The landscaping of your front yard contributes many first impressions. If you're thinking of selling your home, attractive landscaping gives your home curb appeal. If you're happy where you are, the plants you choose for your front yard gardens establish the personality of your home. Because shrubs grow larger than the majority of garden plants, they play a commanding role in how your front yard appears. You should also consider the maintenance needs of the shrubs you choose, and the amount of time and effort you're willing to devote to caring for them.
The big, showy blooms on a hydrangea serve as a focal point in your front yard from midsummer through autumn. The dark-green foliage sets off large clusters of blossoms in a variety of colors, depending on cultivar. One of the most common cultivars, the bigleaf hydrangea, changes blossom color depending on the pH of the soil and can assume both blue and pink blossoms under the right conditions. Hydrangeas are easy to care for but need a lot of moisture, according to the Ohio State University Extension. Pruning can be challenging, since different cultivars require pruning at different times of the year.
Rose of Sharon
One of the chief advantages of the Rose of Sharon shrub, according to the Virginia Cooperative Extension, is that it flowers when most other shrubs have finished blooming. The showy blossoms and the shrub's upright form make it an attractive addition to a front yard, where it provides a splash of late-summer color. Different cultivars produce blossoms in white, red, blue or purple. Rose of Sharon tolerates a range of climate and soil conditions, but the extension notes that several pests and diseases attack the plant, and recommends researching good cultivars for your area. Rose of Sharon requires little special care beyond spring pruning.
Lilac cultivars range in size from medium-size trees to shrubs less than a few feet tall, but they have in common brilliant and sweetly fragrant spring foliage that will delight passers-by. The University of New Hampshire Cooperative Extension recommends the Korean and dwarf Korean lilacs for gardeners who want a smaller, more compact lilac better suited for a front yard planting. Lilacs require little care, although deadheading and pruning will keep the shrub looking its best.

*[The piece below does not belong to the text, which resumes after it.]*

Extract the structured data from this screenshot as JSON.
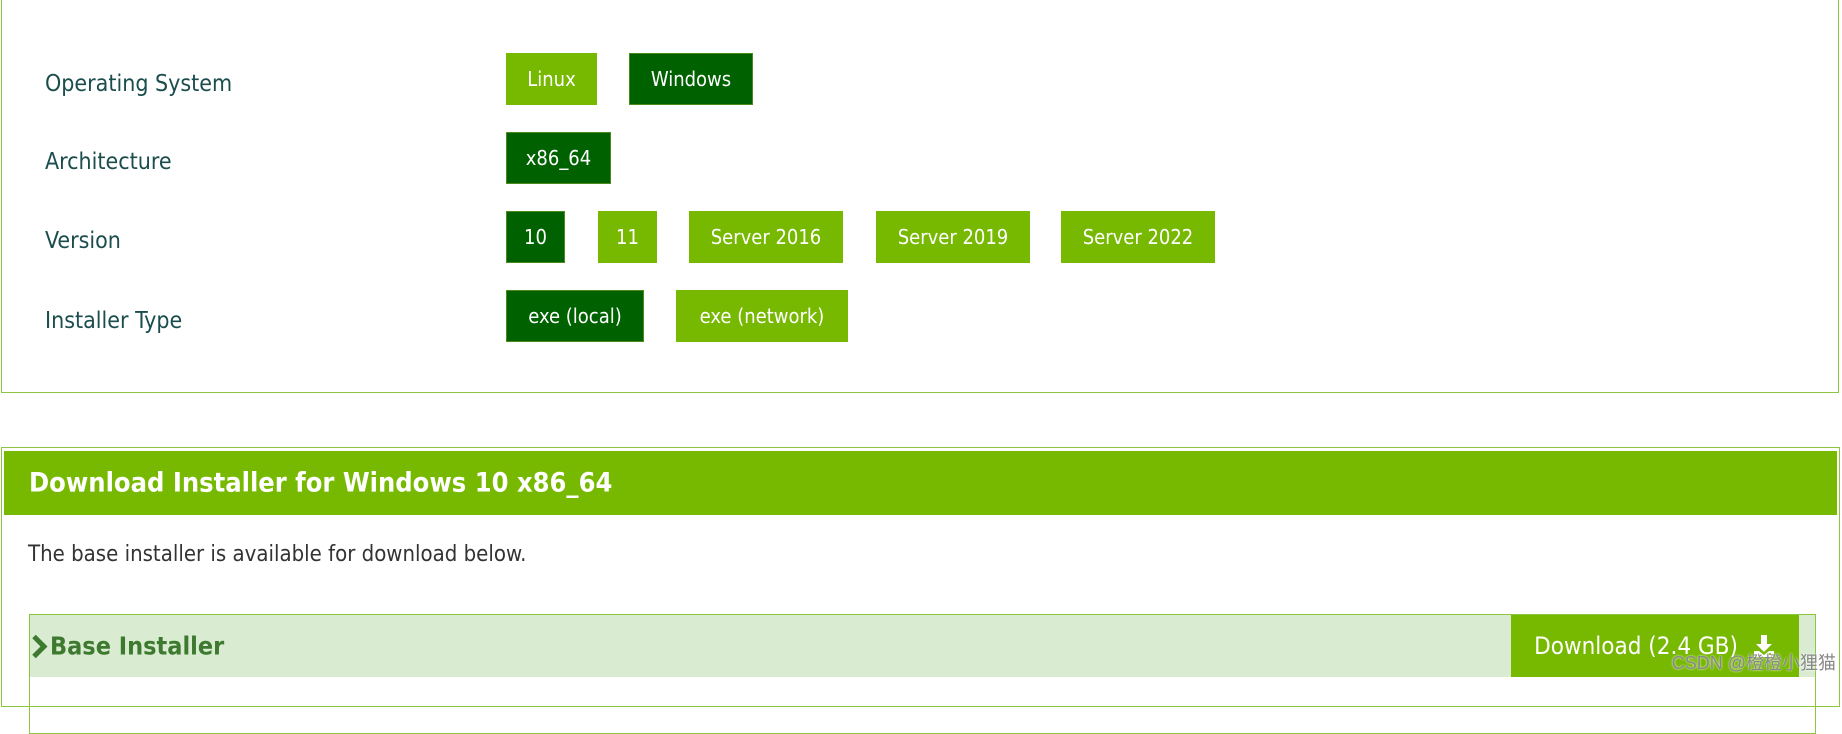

Despite its name, don't expect a towering tree from the mugo pine--this dwarf tree reaches only 4 to 10 feet tall. Mugo pines assume globular shapes or grow in the typical pyramidal pine tree form. Mugo pine grows well in a range of conditions and requires little special care, including pruning. It grows well in urban yards, according to the University of Florida IFAS Extension. If you're looking for a less-showy, evergreen shrub for your yard, or need an evergreen to fill a small space, the mugo pine may meet your needs.